▸ **WHAT THE EXERCISE ASKS**:
Exactly as they appear, output all of the entries.

Element data from apps and pages

----

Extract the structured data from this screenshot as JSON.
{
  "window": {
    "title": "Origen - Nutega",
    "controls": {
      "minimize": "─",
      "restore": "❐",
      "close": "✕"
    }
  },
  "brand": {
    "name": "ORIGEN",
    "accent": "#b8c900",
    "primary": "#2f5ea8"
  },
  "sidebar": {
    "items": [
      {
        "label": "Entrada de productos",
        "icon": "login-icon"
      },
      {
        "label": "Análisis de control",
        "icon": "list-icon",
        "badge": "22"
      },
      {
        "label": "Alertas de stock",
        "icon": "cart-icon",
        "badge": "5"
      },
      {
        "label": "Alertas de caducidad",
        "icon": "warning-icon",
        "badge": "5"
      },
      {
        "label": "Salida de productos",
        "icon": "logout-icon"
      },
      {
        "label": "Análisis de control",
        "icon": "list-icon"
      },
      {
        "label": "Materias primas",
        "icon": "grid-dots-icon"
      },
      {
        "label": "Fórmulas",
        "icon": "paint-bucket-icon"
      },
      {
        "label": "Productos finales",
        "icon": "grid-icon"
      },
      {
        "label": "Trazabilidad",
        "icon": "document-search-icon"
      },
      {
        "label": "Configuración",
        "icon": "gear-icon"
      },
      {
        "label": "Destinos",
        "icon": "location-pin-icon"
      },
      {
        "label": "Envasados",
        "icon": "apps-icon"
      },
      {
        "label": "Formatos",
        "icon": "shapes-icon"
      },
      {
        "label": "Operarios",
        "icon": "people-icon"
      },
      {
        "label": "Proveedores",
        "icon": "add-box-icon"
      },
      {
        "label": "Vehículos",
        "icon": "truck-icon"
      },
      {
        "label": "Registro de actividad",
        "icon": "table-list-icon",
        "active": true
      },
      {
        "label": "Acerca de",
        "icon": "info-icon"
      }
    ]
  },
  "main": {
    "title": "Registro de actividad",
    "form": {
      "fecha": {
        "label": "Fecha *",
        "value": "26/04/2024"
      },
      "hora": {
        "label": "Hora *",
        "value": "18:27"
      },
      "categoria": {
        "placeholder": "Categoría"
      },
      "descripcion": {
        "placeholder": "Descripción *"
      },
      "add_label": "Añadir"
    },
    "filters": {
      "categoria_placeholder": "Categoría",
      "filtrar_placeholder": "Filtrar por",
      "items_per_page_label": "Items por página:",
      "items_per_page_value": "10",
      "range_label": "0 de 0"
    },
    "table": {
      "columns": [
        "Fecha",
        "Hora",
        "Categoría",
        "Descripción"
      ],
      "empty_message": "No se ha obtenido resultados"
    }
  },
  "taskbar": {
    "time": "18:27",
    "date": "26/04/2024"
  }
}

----

▸ **RESULT OF THE TASK**:
Extract the structured data from this screenshot as JSON.
{
  "window": {
    "title": "Origen - Nutega",
    "controls": {
      "minimize": "─",
      "restore": "❐",
      "close": "✕"
    }
  },
  "brand": {
    "name": "ORIGEN",
    "accent": "#b8c900",
    "primary": "#2f5ea8"
  },
  "sidebar": {
    "items": [
      {
        "label": "Entrada de productos",
        "icon": "login-icon"
      },
      {
        "label": "Análisis de control",
        "icon": "list-icon",
        "badge": "22"
      },
      {
        "label": "Alertas de stock",
        "icon": "cart-icon",
        "badge": "5"
      },
      {
        "label": "Alertas de caducidad",
        "icon": "warning-icon",
        "badge": "5"
      },
      {
        "label": "Salida de productos",
        "icon": "logout-icon"
      },
      {
        "label": "Análisis de control",
        "icon": "list-icon"
      },
      {
        "label": "Materias primas",
        "icon": "grid-dots-icon"
      },
      {
        "label": "Fórmulas",
        "icon": "paint-bucket-icon"
      },
      {
        "label": "Productos finales",
        "icon": "grid-icon"
      },
      {
        "label": "Trazabilidad",
        "icon": "document-search-icon"
      },
      {
        "label": "Configuración",
        "icon": "gear-icon"
      },
      {
        "label": "Destinos",
        "icon": "location-pin-icon"
      },
      {
        "label": "Envasados",
        "icon": "apps-icon"
      },
      {
        "label": "Formatos",
        "icon": "shapes-icon"
      },
      {
        "label": "Operarios",
        "icon": "people-icon"
      },
      {
        "label": "Proveedores",
        "icon": "add-box-icon"
      },
      {
        "label": "Vehículos",
        "icon": "truck-icon"
      },
      {
        "label": "Registro de actividad",
        "icon": "table-list-icon",
        "active": true
      },
      {
        "label": "Acerca de",
        "icon": "info-icon"
      }
    ]
  },
  "main": {
    "title": "Registro de actividad",
    "form": {
      "fecha": {
        "label": "Fecha *",
        "value": "26/04/2024"
      },
      "hora": {
        "label": "Hora *",
        "value": "18:27"
      },
      "categoria": {
        "placeholder": "Categoría"
      },
      "descripcion": {
        "placeholder": "Descripción *"
      },
      "add_label": "Añadir"
    },
    "filters": {
      "categoria_placeholder": "Categoría",
      "filtrar_placeholder": "Filtrar por",
      "items_per_page_label": "Items por página:",
      "items_per_page_value": "10",
      "range_label": "0 de 0"
    },
    "table": {
      "columns": [
        "Fecha",
        "Hora",
        "Categoría",
        "Descripción"
      ],
      "empty_message": "No se ha obtenido resultados"
    }
  },
  "taskbar": {
    "time": "18:27",
    "date": "26/04/2024"
  }
}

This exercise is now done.